I'm thoroughly addicted to the British TV show MI-5. I've been making my way through the previous seasons on DVD as I'm not sure it actually airs here in the US right now. After having been left hanging at the end of season six I had to make a special trip to the library this weekend to pick up season seven. Sometimes the shows can be quite a rollercoaster of a ride and the agents tend not to have a very long shelf life. Just when I think I'm settled in the story and the characters' lives, something awful happens or someone retires. I won't deny that Rupert Penry-Jones is very easy on the eyes, but I've just been introduced to Richard Armitage, who is just as swoon-worthy as I've heard. How have I not seen him in anything? I'm having the overwhelming desire all of a sudden to read Elizabeth Gaskell's North and South, just so I can see the film adaptation which he starred in. Nothing like hiring someone like Richard Armitage, Rupert Penry-Jones or Rufus Sewell to make the classics sexy! However...that's not why I'm hooked on MI-5 (though I'm certainly not complaining either). There's something very high adrenaline about watching the show--just like reading a really good crime novel or mystery, only you get the visuals in color, too. Compared with the earlier seasons the show has gotten very sophisticated and you sometimes can't tell who is working for whom and who you can trust. I watch very little TV but this is the one show that I will set my reading aside for. Season eight won't be released here on DVD until later in January, so I should probably try and ration my episodes.
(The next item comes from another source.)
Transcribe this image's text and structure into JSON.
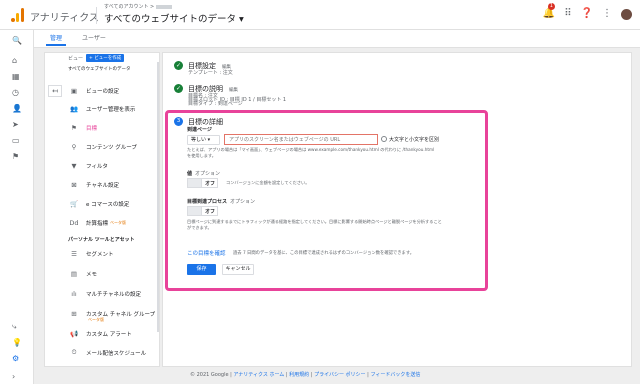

Sorry, that was a little digression, since this is supposed to be 'reading' notes. I have been doing lots of reading over my break, but a little movie watching as well. I've finished two books (will write about them in the coming week), and have spent lots of time reading from my stack, and have a few new books lined up as well. My library pile is actually down to a respectable number, I've organized my books according to what I want to finish this year and what will be held over to next, and I even have a 2011 reading list going. All in all I've had a productive and relaxing break. And there is still one more day to go.
I'm going to participate in a blog tour in January. I've been trying to avoid taking part in anything that has a specific posting date attached to it, but the book was so tempting I couldn't say no. Matthew Gallaway's The Metropolis Case is set in the music halls of 1860s Paris and modern day New York. "Matthew Galloway's debut novel gives voice to the sweeping tale of an unlikely quartet, bound together by the strange and spectacular history of Richard Wagner's masterpiece opera Tristan and Isolde." I know zilch about opera, but from what I understand knowledge of opera isn't really necessary to appreciate the story. I am familiar with the story of Tristan and Isolde, though, so I'm curious what sort of spin Gallaway puts on it. The book just came in the mail, and while I don't want to start reading too soon, I am tempted to crack it open and get a little taste of things to come.
Along with starting From the Land of the Moon by Milena Agus, and Heart of the Night by Judith Lennox, I also have dipped into Do Androids Dream of Electric Sheep by Philip K. Dick. I've wanted to read him for ages. I almost never pick up a science fiction novel, though it has less to do with the fact that I don't like the genre and more that I'm just not very familiar with it. So far I'm really enjoying it, feeling a little like I'm in a game where I don't know the rules, and have to keep reminding myself that this was written in 1968--which makes for interesting going. I'm not sure I'd like all science fiction (just like I don't like all mystery novels), but I wouldn't mind trying some other authors or other books by Philip Dick. Any suggestions?
Since there is still a month left in the year I've not come up with my favorites list, though I have several books in mind. I might yet read something really spectacular, so best not to make it too soon. However 'Best of' lists are starting to pop up. I'll leave you with the 100 Notable Books of 2010 compiled by the New York Times and The Guardian's Books of the Year (as chosen by authors). I've not read a single book on either list (wait, correction--I'm reading the new Lydia Davis translation of Madame Bovary). Does it count that I at least own a few of them?